Bella Lewitzky

For more than six decades, Bella Lewitzky, a maverick in the world of modern dance, distinguished herself as a preeminent performer, choreographer, artistic director, educator, public speaker, and civic activist. With an unshakable preference for living in the West, she defied norms that posited New York City as the center of American dance, maintaining the Lewitzky Dance Company in Los Angeles for over thirty years. She was also known for two highly publicized encounters with the federal government, risking professional ostracism to stand upon principle.

Carol Weiss King

Carol Weiss King was one of the outstanding practitioners of immigration law during the period bounded by the Palmer Raids and the McCarthy era. In her thirty-year career, she represented hundreds of foreign-born radicals threatened with deportation in administrative proceedings in the lower courts and in the Supreme Court.

Helene Khatskels

In its commitment to socialism, diaspora Jewish nationalism, and Yiddish secular education, the life of the Yiddish pedagogue and writer Helene Khatskels closely reflects the history and ideals of the Jewish Labor Bund, which she actively supported. Her unfaltering devotion to her pupils, evident from both her own writings and writings about her, makes her stand out in the charged atmosphere of East European Jewish politics in the early twentieth century.

Agnes Keleti

Born on January 9, 1921 in Budapest, Hungary, Agnes Keleti is the most successful Jewish female athlete in Olympic history. With ten Olympic medals from three Olympic Games, she stands third all-time among women for the most Olympic medals and fourth all-time as an Olympic gold medal winner.

Mire Gola

At the age of seventeen Mire Gola was elected to the main Ha-Shomer ha-Za’ir leadership in Galicia and moved to Lvov, where the leadership was located.In 1932 she was expelled from Ha-Shomer ha-Za’ir because of her radical stand on relations with the Soviet Union.At this time she began to be active in the Communist Party.

Natalia Ginzburg

Arguably the most important woman writer of post-World War II Italy, Natalia Ginzburg was born on July 14, 1916 in Palermo (Sicily), where her Jewish Trieste-born father, Giuseppe Levi, who later achieved fame as a biologist and histologist, was at the time a lecturer in comparative anatomy. Modest and intensely reserved, Ginzburg never shied away from the traumas of history, whether writing about the Turin of her childhood, the Abruzzi countryside or contemporary Rome—all the while approaching those traumas only indirectly, through the mundane details and catastrophes of personal life.

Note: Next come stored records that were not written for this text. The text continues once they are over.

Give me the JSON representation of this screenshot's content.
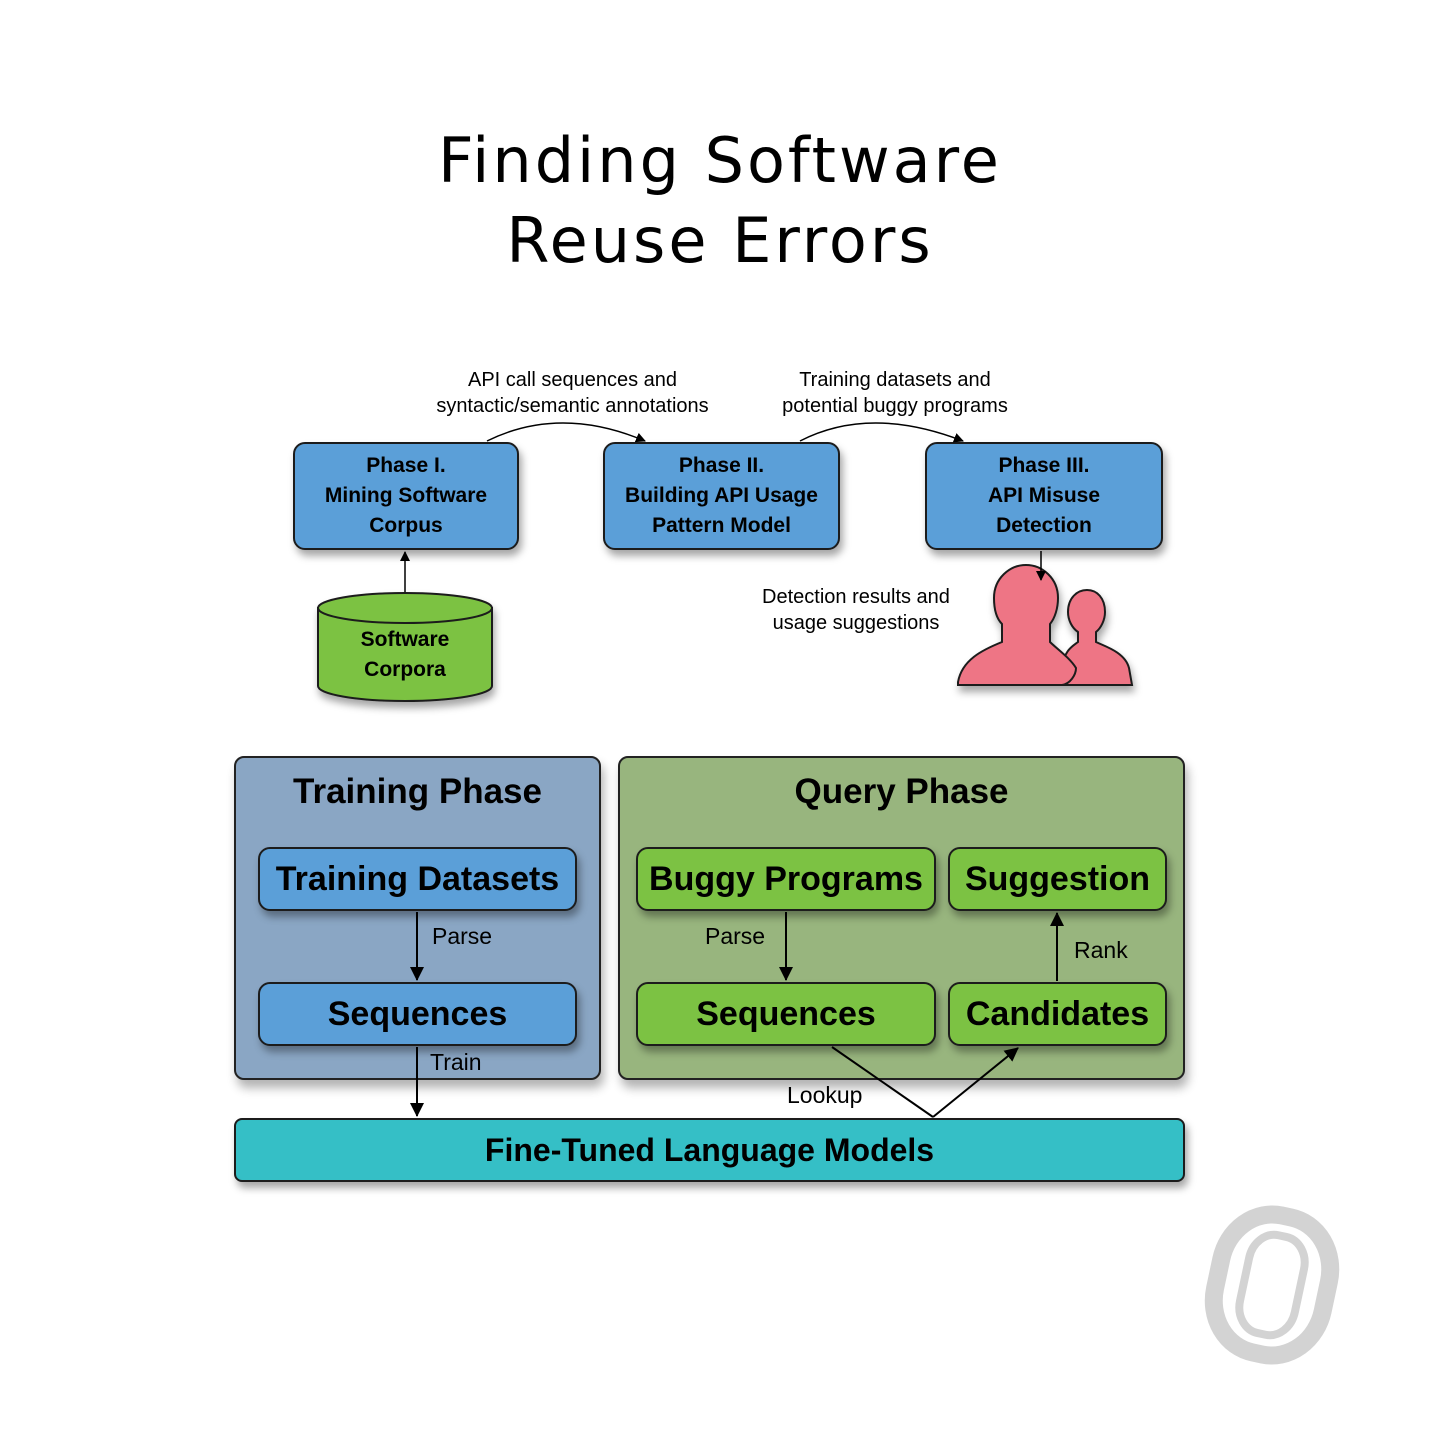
{
  "title": {
    "line1": "Finding Software",
    "line2": "Reuse Errors"
  },
  "top_flow": {
    "edge_labels": [
      "API call sequences and\nsyntactic/semantic annotations",
      "Training datasets and\npotential buggy programs"
    ],
    "phases": [
      {
        "heading": "Phase I.",
        "body": "Mining Software\nCorpus"
      },
      {
        "heading": "Phase II.",
        "body": "Building API Usage\nPattern Model"
      },
      {
        "heading": "Phase III.",
        "body": "API Misuse\nDetection"
      }
    ],
    "corpora": "Software\nCorpora",
    "output_label": "Detection results and\nusage suggestions",
    "users_icon": "users-icon"
  },
  "training_phase": {
    "title": "Training Phase",
    "datasets": "Training Datasets",
    "sequences": "Sequences",
    "parse_label": "Parse",
    "train_label": "Train"
  },
  "query_phase": {
    "title": "Query Phase",
    "buggy": "Buggy Programs",
    "suggestion": "Suggestion",
    "sequences": "Sequences",
    "candidates": "Candidates",
    "parse_label": "Parse",
    "rank_label": "Rank"
  },
  "lookup_label": "Lookup",
  "models": "Fine-Tuned Language Models",
  "logo": "university-logo-icon",
  "colors": {
    "phase_blue": "#5b9fd8",
    "training_panel": "#8aa6c4",
    "query_panel": "#98b57e",
    "green_box": "#7cc243",
    "model_teal": "#35bfc6",
    "users_pink": "#ee7585"
  }
}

Esther Frumkin

Esther (1880–1943) was the pseudonym of the Jewish educator, writer, and socialist-turned-communist, Malkah Lifchitz. Her married names were Frumkin and later Wichmann. An independent thinker and a unique woman in the Jewish labor movement, Esther devoted her life to leftist political activity in Russia and later the Soviet Union.

Ruth First

Ruth First was a prolific writer and her penetrating investigative journalism exposed many of the harsh conditions under which the majority of South Africans lived. As various restrictions prevented her from continuing her work as a journalist Ruth First became more and more involved with the underground movement that was changing its tactics from protest to sabotage.

Pages

How to cite this page

Jewish Women's Archive. "Communism." (Viewed on July 24, 2017) <https://jwa.org/topics/communism>.

Donate

Help us elevate the voices of Jewish women.

donate now

The JWA Podcast

listen now

Sign Up for JWA eNews

 

Discover Education Programs

Join our growing community of educators.

view programs